## Task statement
Every line of the material must come back exactly as given.

BEGIN Dataset content

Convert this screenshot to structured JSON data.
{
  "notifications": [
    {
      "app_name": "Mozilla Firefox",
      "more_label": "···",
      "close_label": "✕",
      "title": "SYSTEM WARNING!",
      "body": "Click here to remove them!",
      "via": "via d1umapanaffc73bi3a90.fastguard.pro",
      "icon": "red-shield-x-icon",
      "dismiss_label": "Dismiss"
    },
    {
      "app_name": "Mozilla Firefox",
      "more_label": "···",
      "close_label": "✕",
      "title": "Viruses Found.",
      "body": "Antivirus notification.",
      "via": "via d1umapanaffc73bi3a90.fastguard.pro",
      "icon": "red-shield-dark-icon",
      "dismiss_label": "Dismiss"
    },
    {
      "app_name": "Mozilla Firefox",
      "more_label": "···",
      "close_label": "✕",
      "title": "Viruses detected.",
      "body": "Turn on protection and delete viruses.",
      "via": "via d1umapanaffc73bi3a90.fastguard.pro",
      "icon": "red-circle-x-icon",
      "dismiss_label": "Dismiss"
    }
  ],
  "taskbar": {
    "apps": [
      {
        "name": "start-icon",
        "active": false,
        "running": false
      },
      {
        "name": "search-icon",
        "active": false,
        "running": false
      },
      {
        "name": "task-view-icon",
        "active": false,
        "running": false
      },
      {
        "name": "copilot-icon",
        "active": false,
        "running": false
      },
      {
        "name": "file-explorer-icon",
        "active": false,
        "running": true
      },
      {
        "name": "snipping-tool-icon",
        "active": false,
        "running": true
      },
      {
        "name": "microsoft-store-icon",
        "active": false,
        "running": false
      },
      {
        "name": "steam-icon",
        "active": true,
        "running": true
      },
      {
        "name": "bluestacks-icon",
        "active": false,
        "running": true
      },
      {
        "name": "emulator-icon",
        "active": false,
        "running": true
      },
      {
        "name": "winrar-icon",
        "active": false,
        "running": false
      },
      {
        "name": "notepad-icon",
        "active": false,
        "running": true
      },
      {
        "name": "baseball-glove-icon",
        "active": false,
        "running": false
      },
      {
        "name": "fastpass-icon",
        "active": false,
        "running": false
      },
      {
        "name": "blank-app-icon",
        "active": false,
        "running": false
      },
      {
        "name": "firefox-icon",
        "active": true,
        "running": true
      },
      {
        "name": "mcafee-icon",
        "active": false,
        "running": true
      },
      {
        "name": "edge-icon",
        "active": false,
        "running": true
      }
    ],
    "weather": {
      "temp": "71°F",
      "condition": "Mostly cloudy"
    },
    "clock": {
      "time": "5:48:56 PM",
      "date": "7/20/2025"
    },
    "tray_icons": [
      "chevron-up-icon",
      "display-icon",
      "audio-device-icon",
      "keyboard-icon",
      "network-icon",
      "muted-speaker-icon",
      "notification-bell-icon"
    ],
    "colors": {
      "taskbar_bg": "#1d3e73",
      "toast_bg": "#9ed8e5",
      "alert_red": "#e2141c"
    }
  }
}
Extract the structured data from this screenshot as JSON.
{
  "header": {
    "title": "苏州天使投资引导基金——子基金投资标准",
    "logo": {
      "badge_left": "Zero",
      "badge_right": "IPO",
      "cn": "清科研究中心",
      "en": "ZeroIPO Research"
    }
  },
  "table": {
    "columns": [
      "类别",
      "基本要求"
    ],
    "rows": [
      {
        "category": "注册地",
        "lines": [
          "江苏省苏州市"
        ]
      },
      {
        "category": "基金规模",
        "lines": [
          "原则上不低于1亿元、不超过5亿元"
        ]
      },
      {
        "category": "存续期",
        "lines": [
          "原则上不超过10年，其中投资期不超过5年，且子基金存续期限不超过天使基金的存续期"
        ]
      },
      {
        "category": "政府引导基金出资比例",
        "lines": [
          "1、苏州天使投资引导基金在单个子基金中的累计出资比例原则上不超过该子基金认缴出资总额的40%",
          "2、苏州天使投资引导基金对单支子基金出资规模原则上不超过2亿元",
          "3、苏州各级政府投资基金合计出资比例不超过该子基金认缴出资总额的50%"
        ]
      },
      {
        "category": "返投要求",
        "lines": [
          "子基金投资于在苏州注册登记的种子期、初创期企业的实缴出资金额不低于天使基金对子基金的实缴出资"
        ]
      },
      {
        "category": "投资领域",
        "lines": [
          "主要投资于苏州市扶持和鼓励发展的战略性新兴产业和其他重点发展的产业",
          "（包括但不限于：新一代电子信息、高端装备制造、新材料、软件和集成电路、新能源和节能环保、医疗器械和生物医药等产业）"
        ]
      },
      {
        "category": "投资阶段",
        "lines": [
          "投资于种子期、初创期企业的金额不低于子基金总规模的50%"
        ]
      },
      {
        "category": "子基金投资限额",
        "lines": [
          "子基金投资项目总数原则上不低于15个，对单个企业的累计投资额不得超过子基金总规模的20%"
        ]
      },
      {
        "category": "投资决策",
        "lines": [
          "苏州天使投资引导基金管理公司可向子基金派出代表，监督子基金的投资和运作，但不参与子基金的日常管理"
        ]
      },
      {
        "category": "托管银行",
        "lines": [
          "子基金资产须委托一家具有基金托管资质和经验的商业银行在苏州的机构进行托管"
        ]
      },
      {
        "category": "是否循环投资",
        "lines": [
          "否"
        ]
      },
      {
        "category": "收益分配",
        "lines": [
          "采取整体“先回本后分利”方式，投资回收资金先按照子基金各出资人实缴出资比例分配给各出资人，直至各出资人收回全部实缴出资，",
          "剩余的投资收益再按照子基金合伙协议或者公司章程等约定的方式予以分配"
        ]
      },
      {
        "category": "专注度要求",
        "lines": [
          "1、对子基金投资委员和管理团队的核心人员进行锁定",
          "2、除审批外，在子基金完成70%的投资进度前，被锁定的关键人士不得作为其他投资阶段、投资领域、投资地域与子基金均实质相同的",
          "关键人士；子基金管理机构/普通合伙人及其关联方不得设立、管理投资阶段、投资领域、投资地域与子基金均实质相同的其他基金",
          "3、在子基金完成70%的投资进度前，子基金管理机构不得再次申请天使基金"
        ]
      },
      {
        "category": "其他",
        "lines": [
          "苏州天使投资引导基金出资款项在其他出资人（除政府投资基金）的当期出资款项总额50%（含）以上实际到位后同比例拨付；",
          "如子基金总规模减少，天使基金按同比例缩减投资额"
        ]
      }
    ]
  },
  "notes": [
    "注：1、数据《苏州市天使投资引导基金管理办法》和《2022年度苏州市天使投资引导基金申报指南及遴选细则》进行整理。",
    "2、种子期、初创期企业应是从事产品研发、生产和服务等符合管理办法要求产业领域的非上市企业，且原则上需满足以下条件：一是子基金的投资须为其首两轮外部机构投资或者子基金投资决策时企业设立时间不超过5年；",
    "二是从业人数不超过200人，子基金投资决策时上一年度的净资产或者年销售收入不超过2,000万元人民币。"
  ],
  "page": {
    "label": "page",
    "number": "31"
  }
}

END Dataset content

## Answer
Convert this screenshot to structured JSON data.
{
  "notifications": [
    {
      "app_name": "Mozilla Firefox",
      "more_label": "···",
      "close_label": "✕",
      "title": "SYSTEM WARNING!",
      "body": "Click here to remove them!",
      "via": "via d1umapanaffc73bi3a90.fastguard.pro",
      "icon": "red-shield-x-icon",
      "dismiss_label": "Dismiss"
    },
    {
      "app_name": "Mozilla Firefox",
      "more_label": "···",
      "close_label": "✕",
      "title": "Viruses Found.",
      "body": "Antivirus notification.",
      "via": "via d1umapanaffc73bi3a90.fastguard.pro",
      "icon": "red-shield-dark-icon",
      "dismiss_label": "Dismiss"
    },
    {
      "app_name": "Mozilla Firefox",
      "more_label": "···",
      "close_label": "✕",
      "title": "Viruses detected.",
      "body": "Turn on protection and delete viruses.",
      "via": "via d1umapanaffc73bi3a90.fastguard.pro",
      "icon": "red-circle-x-icon",
      "dismiss_label": "Dismiss"
    }
  ],
  "taskbar": {
    "apps": [
      {
        "name": "start-icon",
        "active": false,
        "running": false
      },
      {
        "name": "search-icon",
        "active": false,
        "running": false
      },
      {
        "name": "task-view-icon",
        "active": false,
        "running": false
      },
      {
        "name": "copilot-icon",
        "active": false,
        "running": false
      },
      {
        "name": "file-explorer-icon",
        "active": false,
        "running": true
      },
      {
        "name": "snipping-tool-icon",
        "active": false,
        "running": true
      },
      {
        "name": "microsoft-store-icon",
        "active": false,
        "running": false
      },
      {
        "name": "steam-icon",
        "active": true,
        "running": true
      },
      {
        "name": "bluestacks-icon",
        "active": false,
        "running": true
      },
      {
        "name": "emulator-icon",
        "active": false,
        "running": true
      },
      {
        "name": "winrar-icon",
        "active": false,
        "running": false
      },
      {
        "name": "notepad-icon",
        "active": false,
        "running": true
      },
      {
        "name": "baseball-glove-icon",
        "active": false,
        "running": false
      },
      {
        "name": "fastpass-icon",
        "active": false,
        "running": false
      },
      {
        "name": "blank-app-icon",
        "active": false,
        "running": false
      },
      {
        "name": "firefox-icon",
        "active": true,
        "running": true
      },
      {
        "name": "mcafee-icon",
        "active": false,
        "running": true
      },
      {
        "name": "edge-icon",
        "active": false,
        "running": true
      }
    ],
    "weather": {
      "temp": "71°F",
      "condition": "Mostly cloudy"
    },
    "clock": {
      "time": "5:48:56 PM",
      "date": "7/20/2025"
    },
    "tray_icons": [
      "chevron-up-icon",
      "display-icon",
      "audio-device-icon",
      "keyboard-icon",
      "network-icon",
      "muted-speaker-icon",
      "notification-bell-icon"
    ],
    "colors": {
      "taskbar_bg": "#1d3e73",
      "toast_bg": "#9ed8e5",
      "alert_red": "#e2141c"
    }
  }
}
Extract the structured data from this screenshot as JSON.
{
  "header": {
    "title": "苏州天使投资引导基金——子基金投资标准",
    "logo": {
      "badge_left": "Zero",
      "badge_right": "IPO",
      "cn": "清科研究中心",
      "en": "ZeroIPO Research"
    }
  },
  "table": {
    "columns": [
      "类别",
      "基本要求"
    ],
    "rows": [
      {
        "category": "注册地",
        "lines": [
          "江苏省苏州市"
        ]
      },
      {
        "category": "基金规模",
        "lines": [
          "原则上不低于1亿元、不超过5亿元"
        ]
      },
      {
        "category": "存续期",
        "lines": [
          "原则上不超过10年，其中投资期不超过5年，且子基金存续期限不超过天使基金的存续期"
        ]
      },
      {
        "category": "政府引导基金出资比例",
        "lines": [
          "1、苏州天使投资引导基金在单个子基金中的累计出资比例原则上不超过该子基金认缴出资总额的40%",
          "2、苏州天使投资引导基金对单支子基金出资规模原则上不超过2亿元",
          "3、苏州各级政府投资基金合计出资比例不超过该子基金认缴出资总额的50%"
        ]
      },
      {
        "category": "返投要求",
        "lines": [
          "子基金投资于在苏州注册登记的种子期、初创期企业的实缴出资金额不低于天使基金对子基金的实缴出资"
        ]
      },
      {
        "category": "投资领域",
        "lines": [
          "主要投资于苏州市扶持和鼓励发展的战略性新兴产业和其他重点发展的产业",
          "（包括但不限于：新一代电子信息、高端装备制造、新材料、软件和集成电路、新能源和节能环保、医疗器械和生物医药等产业）"
        ]
      },
      {
        "category": "投资阶段",
        "lines": [
          "投资于种子期、初创期企业的金额不低于子基金总规模的50%"
        ]
      },
      {
        "category": "子基金投资限额",
        "lines": [
          "子基金投资项目总数原则上不低于15个，对单个企业的累计投资额不得超过子基金总规模的20%"
        ]
      },
      {
        "category": "投资决策",
        "lines": [
          "苏州天使投资引导基金管理公司可向子基金派出代表，监督子基金的投资和运作，但不参与子基金的日常管理"
        ]
      },
      {
        "category": "托管银行",
        "lines": [
          "子基金资产须委托一家具有基金托管资质和经验的商业银行在苏州的机构进行托管"
        ]
      },
      {
        "category": "是否循环投资",
        "lines": [
          "否"
        ]
      },
      {
        "category": "收益分配",
        "lines": [
          "采取整体“先回本后分利”方式，投资回收资金先按照子基金各出资人实缴出资比例分配给各出资人，直至各出资人收回全部实缴出资，",
          "剩余的投资收益再按照子基金合伙协议或者公司章程等约定的方式予以分配"
        ]
      },
      {
        "category": "专注度要求",
        "lines": [
          "1、对子基金投资委员和管理团队的核心人员进行锁定",
          "2、除审批外，在子基金完成70%的投资进度前，被锁定的关键人士不得作为其他投资阶段、投资领域、投资地域与子基金均实质相同的",
          "关键人士；子基金管理机构/普通合伙人及其关联方不得设立、管理投资阶段、投资领域、投资地域与子基金均实质相同的其他基金",
          "3、在子基金完成70%的投资进度前，子基金管理机构不得再次申请天使基金"
        ]
      },
      {
        "category": "其他",
        "lines": [
          "苏州天使投资引导基金出资款项在其他出资人（除政府投资基金）的当期出资款项总额50%（含）以上实际到位后同比例拨付；",
          "如子基金总规模减少，天使基金按同比例缩减投资额"
        ]
      }
    ]
  },
  "notes": [
    "注：1、数据《苏州市天使投资引导基金管理办法》和《2022年度苏州市天使投资引导基金申报指南及遴选细则》进行整理。",
    "2、种子期、初创期企业应是从事产品研发、生产和服务等符合管理办法要求产业领域的非上市企业，且原则上需满足以下条件：一是子基金的投资须为其首两轮外部机构投资或者子基金投资决策时企业设立时间不超过5年；",
    "二是从业人数不超过200人，子基金投资决策时上一年度的净资产或者年销售收入不超过2,000万元人民币。"
  ],
  "page": {
    "label": "page",
    "number": "31"
  }
}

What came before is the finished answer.